Exercise goal: Your answer is a copy of every line in the records where "icon" appears.

Records provided:
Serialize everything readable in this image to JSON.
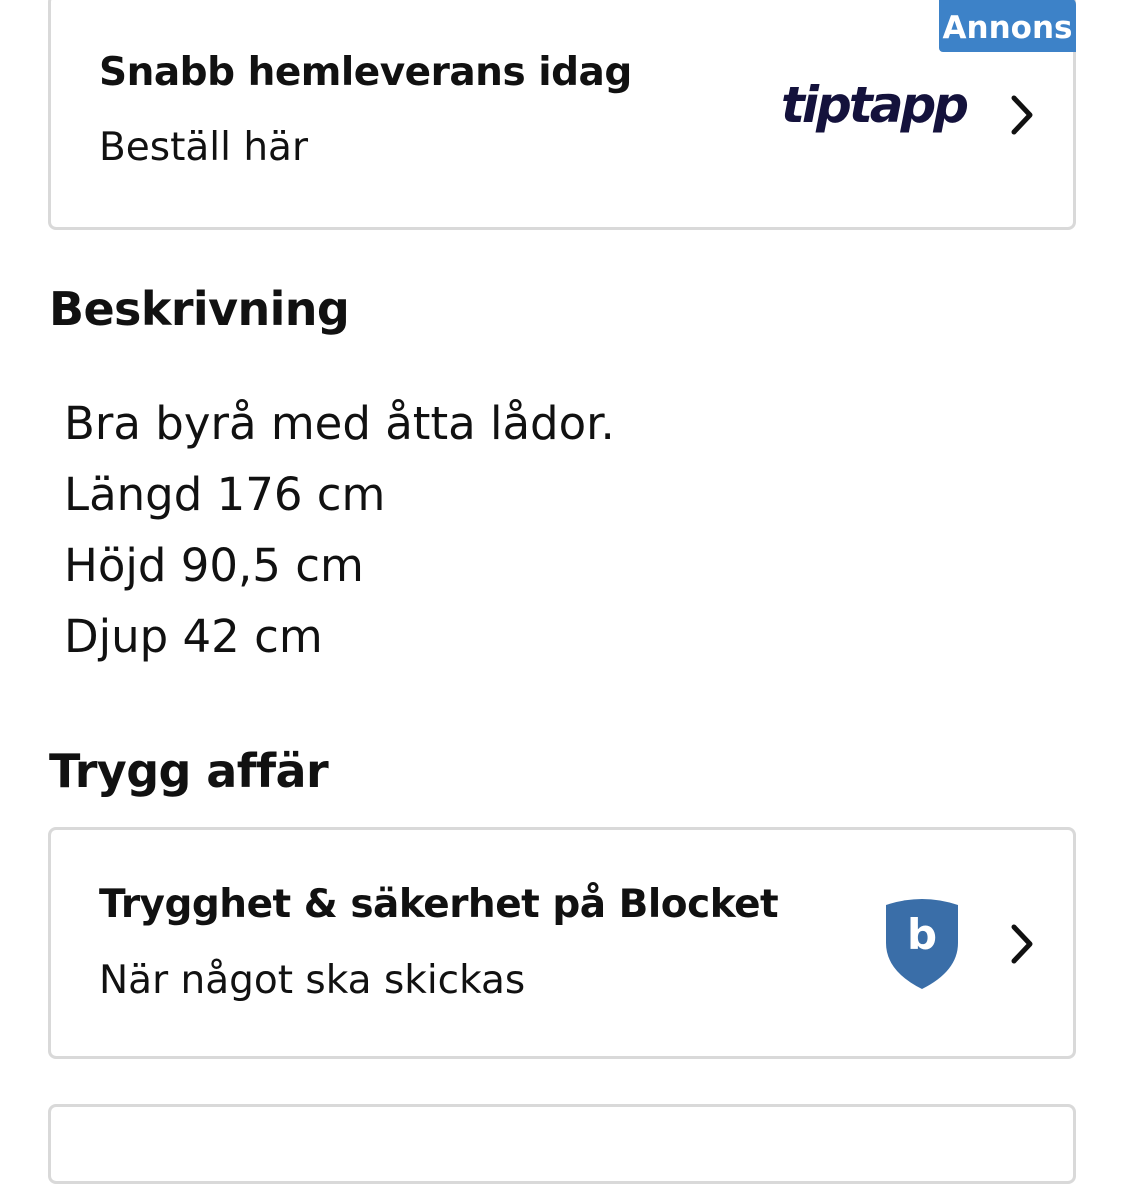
{
  "ad_card": {
    "badge": "Annons",
    "title": "Snabb hemleverans idag",
    "subtitle": "Beställ här",
    "logo_text": "tiptapp",
    "logo_color": "#14123c",
    "icon": "chevron-right-icon"
  },
  "description": {
    "heading": "Beskrivning",
    "lines": [
      "Bra byrå med åtta lådor.",
      "Längd 176 cm",
      "Höjd 90,5 cm",
      "Djup 42 cm"
    ]
  },
  "safety": {
    "heading": "Trygg affär",
    "card": {
      "title": "Trygghet & säkerhet på Blocket",
      "subtitle": "När något ska skickas",
      "shield_letter": "b",
      "shield_icon": "blocket-shield-icon",
      "shield_color": "#3a6ea8",
      "icon": "chevron-right-icon"
    }
  },
  "colors": {
    "accent": "#3d82c8",
    "border": "#d9d9d9",
    "text": "#111111"
  }
}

Task output:
    "icon": "chevron-right-icon"
      "shield_icon": "blocket-shield-icon",
      "icon": "chevron-right-icon"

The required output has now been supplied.